Data for processing:
[Start of section]

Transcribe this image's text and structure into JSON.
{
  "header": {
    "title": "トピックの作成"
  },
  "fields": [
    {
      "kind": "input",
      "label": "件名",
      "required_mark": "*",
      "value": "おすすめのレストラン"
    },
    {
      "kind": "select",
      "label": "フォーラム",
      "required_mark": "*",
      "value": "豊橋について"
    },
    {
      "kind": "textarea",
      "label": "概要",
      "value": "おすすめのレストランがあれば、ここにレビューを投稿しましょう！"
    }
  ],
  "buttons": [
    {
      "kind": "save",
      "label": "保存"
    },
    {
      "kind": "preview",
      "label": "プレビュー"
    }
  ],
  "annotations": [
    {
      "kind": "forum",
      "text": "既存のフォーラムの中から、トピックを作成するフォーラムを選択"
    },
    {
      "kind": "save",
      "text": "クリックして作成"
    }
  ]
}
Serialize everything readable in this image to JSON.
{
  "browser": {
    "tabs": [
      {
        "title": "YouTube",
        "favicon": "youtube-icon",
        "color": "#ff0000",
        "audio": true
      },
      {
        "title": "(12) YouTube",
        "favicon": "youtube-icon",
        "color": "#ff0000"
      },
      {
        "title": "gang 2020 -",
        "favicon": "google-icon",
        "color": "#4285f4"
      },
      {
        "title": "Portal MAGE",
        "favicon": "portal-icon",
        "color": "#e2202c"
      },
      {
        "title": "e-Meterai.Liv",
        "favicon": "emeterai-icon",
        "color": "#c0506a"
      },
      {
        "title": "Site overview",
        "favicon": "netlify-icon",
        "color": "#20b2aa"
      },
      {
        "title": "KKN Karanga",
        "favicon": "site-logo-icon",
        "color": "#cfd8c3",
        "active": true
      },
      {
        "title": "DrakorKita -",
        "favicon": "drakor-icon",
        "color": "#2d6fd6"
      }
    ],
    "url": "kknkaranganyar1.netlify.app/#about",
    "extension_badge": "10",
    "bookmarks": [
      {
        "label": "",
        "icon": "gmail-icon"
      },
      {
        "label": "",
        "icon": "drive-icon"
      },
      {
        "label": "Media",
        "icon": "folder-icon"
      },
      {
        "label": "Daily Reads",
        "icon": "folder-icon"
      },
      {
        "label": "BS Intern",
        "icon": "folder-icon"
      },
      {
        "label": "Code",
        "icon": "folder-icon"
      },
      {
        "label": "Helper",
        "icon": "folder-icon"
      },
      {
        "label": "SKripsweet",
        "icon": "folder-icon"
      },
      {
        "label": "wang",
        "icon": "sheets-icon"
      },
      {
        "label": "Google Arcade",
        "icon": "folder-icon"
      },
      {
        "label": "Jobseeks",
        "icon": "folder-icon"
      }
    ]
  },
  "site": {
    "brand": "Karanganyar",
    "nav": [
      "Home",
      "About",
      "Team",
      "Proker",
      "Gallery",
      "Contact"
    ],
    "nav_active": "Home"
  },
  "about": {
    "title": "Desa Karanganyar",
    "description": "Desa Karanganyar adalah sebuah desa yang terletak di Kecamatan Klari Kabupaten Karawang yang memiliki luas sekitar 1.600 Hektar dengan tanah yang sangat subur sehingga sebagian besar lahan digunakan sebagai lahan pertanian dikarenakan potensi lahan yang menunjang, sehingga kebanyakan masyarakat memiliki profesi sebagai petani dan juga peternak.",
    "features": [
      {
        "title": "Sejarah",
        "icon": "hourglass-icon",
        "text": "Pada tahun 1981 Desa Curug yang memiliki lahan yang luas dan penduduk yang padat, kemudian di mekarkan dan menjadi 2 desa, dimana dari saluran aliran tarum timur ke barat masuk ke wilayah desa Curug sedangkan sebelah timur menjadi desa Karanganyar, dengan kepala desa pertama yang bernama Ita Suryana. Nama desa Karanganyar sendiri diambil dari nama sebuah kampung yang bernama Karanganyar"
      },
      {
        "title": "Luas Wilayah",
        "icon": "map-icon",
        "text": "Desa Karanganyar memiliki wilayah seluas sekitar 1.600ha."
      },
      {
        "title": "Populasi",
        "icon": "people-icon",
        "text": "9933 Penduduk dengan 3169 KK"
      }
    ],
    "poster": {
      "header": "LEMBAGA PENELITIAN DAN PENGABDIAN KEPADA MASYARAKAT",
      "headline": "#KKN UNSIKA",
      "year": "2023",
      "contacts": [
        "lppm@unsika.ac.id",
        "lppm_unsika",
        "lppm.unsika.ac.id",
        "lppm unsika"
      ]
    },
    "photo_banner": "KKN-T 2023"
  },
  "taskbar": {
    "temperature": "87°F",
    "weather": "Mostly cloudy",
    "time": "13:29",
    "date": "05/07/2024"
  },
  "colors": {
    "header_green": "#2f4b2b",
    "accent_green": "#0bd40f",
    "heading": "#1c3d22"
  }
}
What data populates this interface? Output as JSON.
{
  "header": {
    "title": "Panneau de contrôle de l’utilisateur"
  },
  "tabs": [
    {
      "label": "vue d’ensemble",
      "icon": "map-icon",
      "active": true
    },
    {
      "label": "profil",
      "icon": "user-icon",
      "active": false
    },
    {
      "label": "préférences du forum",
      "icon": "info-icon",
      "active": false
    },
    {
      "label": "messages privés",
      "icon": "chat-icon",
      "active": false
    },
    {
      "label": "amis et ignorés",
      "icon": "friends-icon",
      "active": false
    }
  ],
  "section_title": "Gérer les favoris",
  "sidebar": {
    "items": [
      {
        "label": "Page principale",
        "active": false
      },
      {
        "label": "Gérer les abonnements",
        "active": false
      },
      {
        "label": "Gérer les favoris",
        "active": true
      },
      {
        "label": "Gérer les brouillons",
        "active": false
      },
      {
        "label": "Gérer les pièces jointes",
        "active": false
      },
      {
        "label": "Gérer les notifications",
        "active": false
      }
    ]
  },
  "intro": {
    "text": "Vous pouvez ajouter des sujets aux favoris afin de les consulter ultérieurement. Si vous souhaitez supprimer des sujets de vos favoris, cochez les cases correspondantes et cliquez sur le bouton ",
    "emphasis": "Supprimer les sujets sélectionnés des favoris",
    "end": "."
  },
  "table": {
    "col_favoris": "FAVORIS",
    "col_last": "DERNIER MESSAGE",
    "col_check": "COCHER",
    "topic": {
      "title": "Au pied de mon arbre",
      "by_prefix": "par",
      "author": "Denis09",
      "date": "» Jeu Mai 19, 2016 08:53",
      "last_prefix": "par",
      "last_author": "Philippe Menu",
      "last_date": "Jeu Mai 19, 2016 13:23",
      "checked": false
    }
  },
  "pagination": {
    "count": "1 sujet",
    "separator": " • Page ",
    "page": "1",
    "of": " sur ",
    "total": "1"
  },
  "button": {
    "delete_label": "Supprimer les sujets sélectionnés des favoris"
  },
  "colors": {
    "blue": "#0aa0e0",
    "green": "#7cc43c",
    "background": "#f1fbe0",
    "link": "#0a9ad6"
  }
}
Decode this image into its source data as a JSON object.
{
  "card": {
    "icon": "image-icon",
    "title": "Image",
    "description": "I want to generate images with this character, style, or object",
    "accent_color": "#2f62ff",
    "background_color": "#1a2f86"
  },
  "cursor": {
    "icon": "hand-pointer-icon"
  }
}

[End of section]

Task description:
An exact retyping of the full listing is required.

Problem solution:
Transcribe this image's text and structure into JSON.
{
  "header": {
    "title": "トピックの作成"
  },
  "fields": [
    {
      "kind": "input",
      "label": "件名",
      "required_mark": "*",
      "value": "おすすめのレストラン"
    },
    {
      "kind": "select",
      "label": "フォーラム",
      "required_mark": "*",
      "value": "豊橋について"
    },
    {
      "kind": "textarea",
      "label": "概要",
      "value": "おすすめのレストランがあれば、ここにレビューを投稿しましょう！"
    }
  ],
  "buttons": [
    {
      "kind": "save",
      "label": "保存"
    },
    {
      "kind": "preview",
      "label": "プレビュー"
    }
  ],
  "annotations": [
    {
      "kind": "forum",
      "text": "既存のフォーラムの中から、トピックを作成するフォーラムを選択"
    },
    {
      "kind": "save",
      "text": "クリックして作成"
    }
  ]
}
Serialize everything readable in this image to JSON.
{
  "browser": {
    "tabs": [
      {
        "title": "YouTube",
        "favicon": "youtube-icon",
        "color": "#ff0000",
        "audio": true
      },
      {
        "title": "(12) YouTube",
        "favicon": "youtube-icon",
        "color": "#ff0000"
      },
      {
        "title": "gang 2020 -",
        "favicon": "google-icon",
        "color": "#4285f4"
      },
      {
        "title": "Portal MAGE",
        "favicon": "portal-icon",
        "color": "#e2202c"
      },
      {
        "title": "e-Meterai.Liv",
        "favicon": "emeterai-icon",
        "color": "#c0506a"
      },
      {
        "title": "Site overview",
        "favicon": "netlify-icon",
        "color": "#20b2aa"
      },
      {
        "title": "KKN Karanga",
        "favicon": "site-logo-icon",
        "color": "#cfd8c3",
        "active": true
      },
      {
        "title": "DrakorKita -",
        "favicon": "drakor-icon",
        "color": "#2d6fd6"
      }
    ],
    "url": "kknkaranganyar1.netlify.app/#about",
    "extension_badge": "10",
    "bookmarks": [
      {
        "label": "",
        "icon": "gmail-icon"
      },
      {
        "label": "",
        "icon": "drive-icon"
      },
      {
        "label": "Media",
        "icon": "folder-icon"
      },
      {
        "label": "Daily Reads",
        "icon": "folder-icon"
      },
      {
        "label": "BS Intern",
        "icon": "folder-icon"
      },
      {
        "label": "Code",
        "icon": "folder-icon"
      },
      {
        "label": "Helper",
        "icon": "folder-icon"
      },
      {
        "label": "SKripsweet",
        "icon": "folder-icon"
      },
      {
        "label": "wang",
        "icon": "sheets-icon"
      },
      {
        "label": "Google Arcade",
        "icon": "folder-icon"
      },
      {
        "label": "Jobseeks",
        "icon": "folder-icon"
      }
    ]
  },
  "site": {
    "brand": "Karanganyar",
    "nav": [
      "Home",
      "About",
      "Team",
      "Proker",
      "Gallery",
      "Contact"
    ],
    "nav_active": "Home"
  },
  "about": {
    "title": "Desa Karanganyar",
    "description": "Desa Karanganyar adalah sebuah desa yang terletak di Kecamatan Klari Kabupaten Karawang yang memiliki luas sekitar 1.600 Hektar dengan tanah yang sangat subur sehingga sebagian besar lahan digunakan sebagai lahan pertanian dikarenakan potensi lahan yang menunjang, sehingga kebanyakan masyarakat memiliki profesi sebagai petani dan juga peternak.",
    "features": [
      {
        "title": "Sejarah",
        "icon": "hourglass-icon",
        "text": "Pada tahun 1981 Desa Curug yang memiliki lahan yang luas dan penduduk yang padat, kemudian di mekarkan dan menjadi 2 desa, dimana dari saluran aliran tarum timur ke barat masuk ke wilayah desa Curug sedangkan sebelah timur menjadi desa Karanganyar, dengan kepala desa pertama yang bernama Ita Suryana. Nama desa Karanganyar sendiri diambil dari nama sebuah kampung yang bernama Karanganyar"
      },
      {
        "title": "Luas Wilayah",
        "icon": "map-icon",
        "text": "Desa Karanganyar memiliki wilayah seluas sekitar 1.600ha."
      },
      {
        "title": "Populasi",
        "icon": "people-icon",
        "text": "9933 Penduduk dengan 3169 KK"
      }
    ],
    "poster": {
      "header": "LEMBAGA PENELITIAN DAN PENGABDIAN KEPADA MASYARAKAT",
      "headline": "#KKN UNSIKA",
      "year": "2023",
      "contacts": [
        "lppm@unsika.ac.id",
        "lppm_unsika",
        "lppm.unsika.ac.id",
        "lppm unsika"
      ]
    },
    "photo_banner": "KKN-T 2023"
  },
  "taskbar": {
    "temperature": "87°F",
    "weather": "Mostly cloudy",
    "time": "13:29",
    "date": "05/07/2024"
  },
  "colors": {
    "header_green": "#2f4b2b",
    "accent_green": "#0bd40f",
    "heading": "#1c3d22"
  }
}
What data populates this interface? Output as JSON.
{
  "header": {
    "title": "Panneau de contrôle de l’utilisateur"
  },
  "tabs": [
    {
      "label": "vue d’ensemble",
      "icon": "map-icon",
      "active": true
    },
    {
      "label": "profil",
      "icon": "user-icon",
      "active": false
    },
    {
      "label": "préférences du forum",
      "icon": "info-icon",
      "active": false
    },
    {
      "label": "messages privés",
      "icon": "chat-icon",
      "active": false
    },
    {
      "label": "amis et ignorés",
      "icon": "friends-icon",
      "active": false
    }
  ],
  "section_title": "Gérer les favoris",
  "sidebar": {
    "items": [
      {
        "label": "Page principale",
        "active": false
      },
      {
        "label": "Gérer les abonnements",
        "active": false
      },
      {
        "label": "Gérer les favoris",
        "active": true
      },
      {
        "label": "Gérer les brouillons",
        "active": false
      },
      {
        "label": "Gérer les pièces jointes",
        "active": false
      },
      {
        "label": "Gérer les notifications",
        "active": false
      }
    ]
  },
  "intro": {
    "text": "Vous pouvez ajouter des sujets aux favoris afin de les consulter ultérieurement. Si vous souhaitez supprimer des sujets de vos favoris, cochez les cases correspondantes et cliquez sur le bouton ",
    "emphasis": "Supprimer les sujets sélectionnés des favoris",
    "end": "."
  },
  "table": {
    "col_favoris": "FAVORIS",
    "col_last": "DERNIER MESSAGE",
    "col_check": "COCHER",
    "topic": {
      "title": "Au pied de mon arbre",
      "by_prefix": "par",
      "author": "Denis09",
      "date": "» Jeu Mai 19, 2016 08:53",
      "last_prefix": "par",
      "last_author": "Philippe Menu",
      "last_date": "Jeu Mai 19, 2016 13:23",
      "checked": false
    }
  },
  "pagination": {
    "count": "1 sujet",
    "separator": " • Page ",
    "page": "1",
    "of": " sur ",
    "total": "1"
  },
  "button": {
    "delete_label": "Supprimer les sujets sélectionnés des favoris"
  },
  "colors": {
    "blue": "#0aa0e0",
    "green": "#7cc43c",
    "background": "#f1fbe0",
    "link": "#0a9ad6"
  }
}
Decode this image into its source data as a JSON object.
{
  "card": {
    "icon": "image-icon",
    "title": "Image",
    "description": "I want to generate images with this character, style, or object",
    "accent_color": "#2f62ff",
    "background_color": "#1a2f86"
  },
  "cursor": {
    "icon": "hand-pointer-icon"
  }
}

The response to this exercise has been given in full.